▶ INPUT FOR THIS TASK
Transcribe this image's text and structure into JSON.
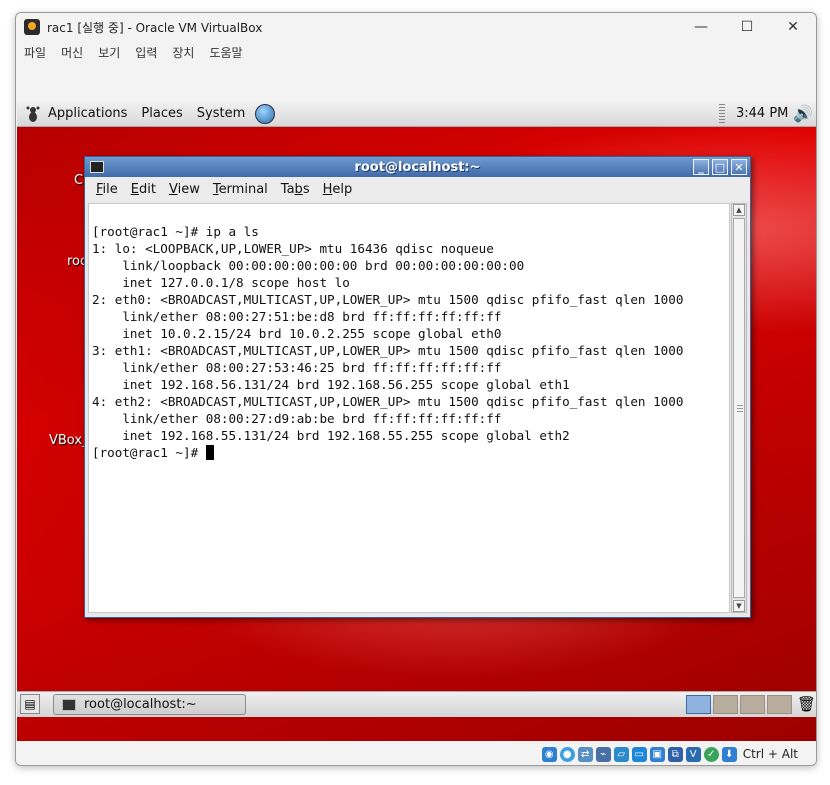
{
  "host_window": {
    "title": "rac1 [실행 중] - Oracle VM VirtualBox",
    "controls": {
      "minimize": "—",
      "maximize": "☐",
      "close": "✕"
    },
    "menu": [
      "파일",
      "머신",
      "보기",
      "입력",
      "장치",
      "도움말"
    ]
  },
  "guest": {
    "top_panel": {
      "menus": [
        "Applications",
        "Places",
        "System"
      ],
      "clock": "3:44 PM"
    },
    "desktop_labels": [
      "C",
      "roo",
      "VBox_"
    ],
    "terminal": {
      "title": "root@localhost:~",
      "menu": [
        {
          "mnemonic": "F",
          "rest": "ile"
        },
        {
          "mnemonic": "E",
          "rest": "dit"
        },
        {
          "mnemonic": "V",
          "rest": "iew"
        },
        {
          "mnemonic": "T",
          "rest": "erminal"
        },
        {
          "pre": "Ta",
          "mnemonic": "b",
          "rest": "s"
        },
        {
          "mnemonic": "H",
          "rest": "elp"
        }
      ],
      "lines": [
        "[root@rac1 ~]# ip a ls",
        "1: lo: <LOOPBACK,UP,LOWER_UP> mtu 16436 qdisc noqueue",
        "    link/loopback 00:00:00:00:00:00 brd 00:00:00:00:00:00",
        "    inet 127.0.0.1/8 scope host lo",
        "2: eth0: <BROADCAST,MULTICAST,UP,LOWER_UP> mtu 1500 qdisc pfifo_fast qlen 1000",
        "    link/ether 08:00:27:51:be:d8 brd ff:ff:ff:ff:ff:ff",
        "    inet 10.0.2.15/24 brd 10.0.2.255 scope global eth0",
        "3: eth1: <BROADCAST,MULTICAST,UP,LOWER_UP> mtu 1500 qdisc pfifo_fast qlen 1000",
        "    link/ether 08:00:27:53:46:25 brd ff:ff:ff:ff:ff:ff",
        "    inet 192.168.56.131/24 brd 192.168.56.255 scope global eth1",
        "4: eth2: <BROADCAST,MULTICAST,UP,LOWER_UP> mtu 1500 qdisc pfifo_fast qlen 1000",
        "    link/ether 08:00:27:d9:ab:be brd ff:ff:ff:ff:ff:ff",
        "    inet 192.168.55.131/24 brd 192.168.55.255 scope global eth2"
      ],
      "prompt": "[root@rac1 ~]# "
    },
    "bottom_panel": {
      "task_label": "root@localhost:~",
      "workspace_count": 4,
      "active_workspace": 1
    }
  },
  "statusbar": {
    "icons": [
      "optical-disk-icon",
      "audio-icon",
      "network-icon",
      "usb-icon",
      "shared-folder-icon",
      "display-icon",
      "video-capture-icon",
      "virtualization-icon",
      "mouse-integration-icon",
      "keyboard-capture-icon"
    ],
    "host_key": "Ctrl + Alt"
  },
  "colors": {
    "desktop_red": "#d00000",
    "terminal_title": "#4f79b6",
    "active_workspace": "#8fb3de"
  }
}
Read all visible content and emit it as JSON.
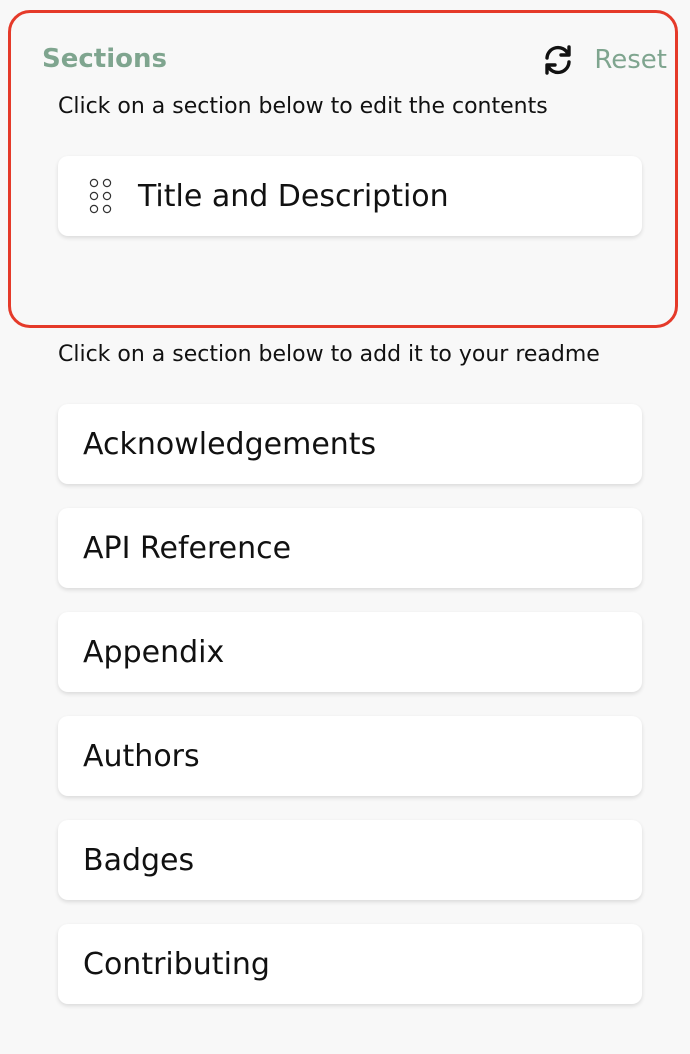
{
  "header": {
    "title": "Sections",
    "reset_label": "Reset"
  },
  "hints": {
    "edit": "Click on a section below to edit the contents",
    "add": "Click on a section below to add it to your readme"
  },
  "active_sections": [
    {
      "label": "Title and Description"
    }
  ],
  "available_sections": [
    {
      "label": "Acknowledgements"
    },
    {
      "label": "API Reference"
    },
    {
      "label": "Appendix"
    },
    {
      "label": "Authors"
    },
    {
      "label": "Badges"
    },
    {
      "label": "Contributing"
    }
  ],
  "colors": {
    "accent": "#7fa58f",
    "highlight_border": "#e53a2a",
    "card_bg": "#ffffff",
    "page_bg": "#f8f8f8"
  },
  "icons": {
    "reset": "refresh-icon",
    "drag": "drag-handle-icon"
  }
}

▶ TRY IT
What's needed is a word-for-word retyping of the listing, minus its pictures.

▶ ANSWER BOX
Transcribe this image's text and structure into JSON.
{
  "host_window": {
    "title": "rac1 [실행 중] - Oracle VM VirtualBox",
    "controls": {
      "minimize": "—",
      "maximize": "☐",
      "close": "✕"
    },
    "menu": [
      "파일",
      "머신",
      "보기",
      "입력",
      "장치",
      "도움말"
    ]
  },
  "guest": {
    "top_panel": {
      "menus": [
        "Applications",
        "Places",
        "System"
      ],
      "clock": "3:44 PM"
    },
    "desktop_labels": [
      "C",
      "roo",
      "VBox_"
    ],
    "terminal": {
      "title": "root@localhost:~",
      "menu": [
        {
          "mnemonic": "F",
          "rest": "ile"
        },
        {
          "mnemonic": "E",
          "rest": "dit"
        },
        {
          "mnemonic": "V",
          "rest": "iew"
        },
        {
          "mnemonic": "T",
          "rest": "erminal"
        },
        {
          "pre": "Ta",
          "mnemonic": "b",
          "rest": "s"
        },
        {
          "mnemonic": "H",
          "rest": "elp"
        }
      ],
      "lines": [
        "[root@rac1 ~]# ip a ls",
        "1: lo: <LOOPBACK,UP,LOWER_UP> mtu 16436 qdisc noqueue",
        "    link/loopback 00:00:00:00:00:00 brd 00:00:00:00:00:00",
        "    inet 127.0.0.1/8 scope host lo",
        "2: eth0: <BROADCAST,MULTICAST,UP,LOWER_UP> mtu 1500 qdisc pfifo_fast qlen 1000",
        "    link/ether 08:00:27:51:be:d8 brd ff:ff:ff:ff:ff:ff",
        "    inet 10.0.2.15/24 brd 10.0.2.255 scope global eth0",
        "3: eth1: <BROADCAST,MULTICAST,UP,LOWER_UP> mtu 1500 qdisc pfifo_fast qlen 1000",
        "    link/ether 08:00:27:53:46:25 brd ff:ff:ff:ff:ff:ff",
        "    inet 192.168.56.131/24 brd 192.168.56.255 scope global eth1",
        "4: eth2: <BROADCAST,MULTICAST,UP,LOWER_UP> mtu 1500 qdisc pfifo_fast qlen 1000",
        "    link/ether 08:00:27:d9:ab:be brd ff:ff:ff:ff:ff:ff",
        "    inet 192.168.55.131/24 brd 192.168.55.255 scope global eth2"
      ],
      "prompt": "[root@rac1 ~]# "
    },
    "bottom_panel": {
      "task_label": "root@localhost:~",
      "workspace_count": 4,
      "active_workspace": 1
    }
  },
  "statusbar": {
    "icons": [
      "optical-disk-icon",
      "audio-icon",
      "network-icon",
      "usb-icon",
      "shared-folder-icon",
      "display-icon",
      "video-capture-icon",
      "virtualization-icon",
      "mouse-integration-icon",
      "keyboard-capture-icon"
    ],
    "host_key": "Ctrl + Alt"
  },
  "colors": {
    "desktop_red": "#d00000",
    "terminal_title": "#4f79b6",
    "active_workspace": "#8fb3de"
  }
}
Read all visible content and emit it as JSON.
{
  "header": {
    "title": "Sections",
    "reset_label": "Reset"
  },
  "hints": {
    "edit": "Click on a section below to edit the contents",
    "add": "Click on a section below to add it to your readme"
  },
  "active_sections": [
    {
      "label": "Title and Description"
    }
  ],
  "available_sections": [
    {
      "label": "Acknowledgements"
    },
    {
      "label": "API Reference"
    },
    {
      "label": "Appendix"
    },
    {
      "label": "Authors"
    },
    {
      "label": "Badges"
    },
    {
      "label": "Contributing"
    }
  ],
  "colors": {
    "accent": "#7fa58f",
    "highlight_border": "#e53a2a",
    "card_bg": "#ffffff",
    "page_bg": "#f8f8f8"
  },
  "icons": {
    "reset": "refresh-icon",
    "drag": "drag-handle-icon"
  }
}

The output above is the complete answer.